A walk of twenty-five minutes to the south-east from this spot brings you to another eminence, South Beacon, more than a hundred feet higher; the view from which, though not so picturesque and beautiful, is still highly interesting, and perhaps more romantick. The scene from this place, together with that from Beacon-Hill, completes nearly the whole circumference of the horizon, so that of course it is looking toward the east and south. But the landscape is quite a different one. You exchange the Hudson for two or three beautiful little crystal lakes, and the broad cultivated plain for a pleasing undulation of hills, clothed in all their native loveliness of thick woods and bright verdure. Here and there an occasional hamlet, with its farms cut out of the surrounding green wood, is situated in the quiet valley between two or three hills. But the whole scene bears but little mark of the hand of man, and remains in all its pristine wildness and simplicity. It is a rich mass of verdure distributed over an immense surface, which takes every variety of form and position. Here is a deep vale, there a quick succession of beautifully-rounded hills; and farther, a high rugged summit, curious in its outline, like the great tower of an ancient castle, has ambitiously raised itself above its neighbours. Europeans have been struck with the resemblance of the scenery from this hill to that of some of the views from the Alps in Switzerland, and certainly it lacks nothing in materials or in their distribution to exclude it from a recollection among the most powerfully-striking and impressive landscapes on this continent.

Comparing the two summits, Pine Orchard and Beacon Hill, as places remarkable for their splendid prospects, we cannot but think that the palm must be at once surrendered to the latter.
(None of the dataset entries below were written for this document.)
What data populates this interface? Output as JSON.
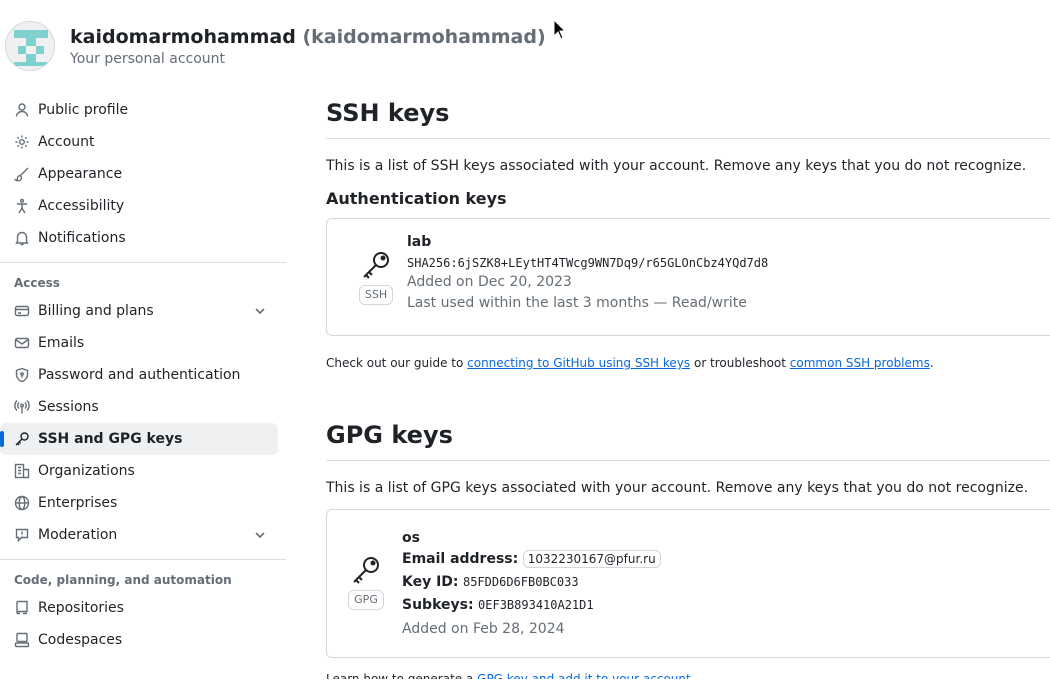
{
  "user": {
    "name": "kaidomarmohammad",
    "login": "(kaidomarmohammad)",
    "subtitle": "Your personal account"
  },
  "sidebar": {
    "items": [
      {
        "label": "Public profile",
        "icon": "person-icon"
      },
      {
        "label": "Account",
        "icon": "gear-icon"
      },
      {
        "label": "Appearance",
        "icon": "paintbrush-icon"
      },
      {
        "label": "Accessibility",
        "icon": "accessibility-icon"
      },
      {
        "label": "Notifications",
        "icon": "bell-icon"
      }
    ],
    "access_title": "Access",
    "access_items": [
      {
        "label": "Billing and plans",
        "icon": "credit-card-icon"
      },
      {
        "label": "Emails",
        "icon": "mail-icon"
      },
      {
        "label": "Password and authentication",
        "icon": "shield-lock-icon"
      },
      {
        "label": "Sessions",
        "icon": "broadcast-icon"
      },
      {
        "label": "SSH and GPG keys",
        "icon": "key-icon"
      },
      {
        "label": "Organizations",
        "icon": "organization-icon"
      },
      {
        "label": "Enterprises",
        "icon": "globe-icon"
      },
      {
        "label": "Moderation",
        "icon": "report-icon"
      }
    ],
    "code_title": "Code, planning, and automation",
    "code_items": [
      {
        "label": "Repositories",
        "icon": "repo-icon"
      },
      {
        "label": "Codespaces",
        "icon": "codespaces-icon"
      }
    ]
  },
  "ssh": {
    "title": "SSH keys",
    "description": "This is a list of SSH keys associated with your account. Remove any keys that you do not recognize.",
    "auth_title": "Authentication keys",
    "key": {
      "type_label": "SSH",
      "title": "lab",
      "fingerprint": "SHA256:6jSZK8+LEytHT4TWcg9WN7Dq9/r65GLOnCbz4YQd7d8",
      "added": "Added on Dec 20, 2023",
      "last_used": "Last used within the last 3 months — Read/write"
    },
    "help_prefix": "Check out our guide to ",
    "help_link1": "connecting to GitHub using SSH keys",
    "help_middle": " or troubleshoot ",
    "help_link2": "common SSH problems",
    "help_suffix": "."
  },
  "gpg": {
    "title": "GPG keys",
    "description": "This is a list of GPG keys associated with your account. Remove any keys that you do not recognize.",
    "key": {
      "type_label": "GPG",
      "title": "os",
      "email_label": "Email address:",
      "email": "1032230167@pfur.ru",
      "keyid_label": "Key ID:",
      "keyid": "85FDD6D6FB0BC033",
      "subkeys_label": "Subkeys:",
      "subkeys": "0EF3B893410A21D1",
      "added": "Added on Feb 28, 2024"
    },
    "help_prefix": "Learn how to generate a ",
    "help_link": "GPG key and add it to your account"
  },
  "colors": {
    "accent": "#0969da",
    "muted": "#656d76",
    "border": "#d0d7de"
  }
}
The Catskill view is magnificent, it is sublime; but as a late writer of taste has remarked, it is a "bleak grandeur and a savage sublimity." It strikes the beholder with amazement at the vast extent of country before him, but upon looking leisurely around, he sees none of the lovely luxuriance which meets his eye at Beacon Hill. The bright village, the smiling grain fields, are too distant to make a distinct and pleasing impression upon him; and the proud Hudson, which expands into a broad bay at Newburgh, the most captivating feature of the landscape, is only faintly seen as a bare line in the distance at Catskill.

It is rumoured that a company of gentlemen of the neighbourhood are about forming an association for the purpose of building a large and commodious boarding-house on the summit of Beacon Hill the ensuing season. If this desirable object should be carried into execution, the publick will have an opportunity of residing at a situation within six hours' journey of the city of New-York, where they can inhale the pure mountain air and enjoy at the same time one of the most lovely, picturesque, and magnificent prospects in the world.

Note: West Point, the site of the United States Military Academy, is located on the west bank of the Hudson in the midst of the Highlands; Cozzens Hotel, a popular resort on a cliff overlooking the Hudson, was nearby. Pine Orchard was the site of the Catskill Mountain House, a fashionable resort in the Catskills noted for its spectacular scenery.

copyright 1997 David Schuyler
June 9, 1997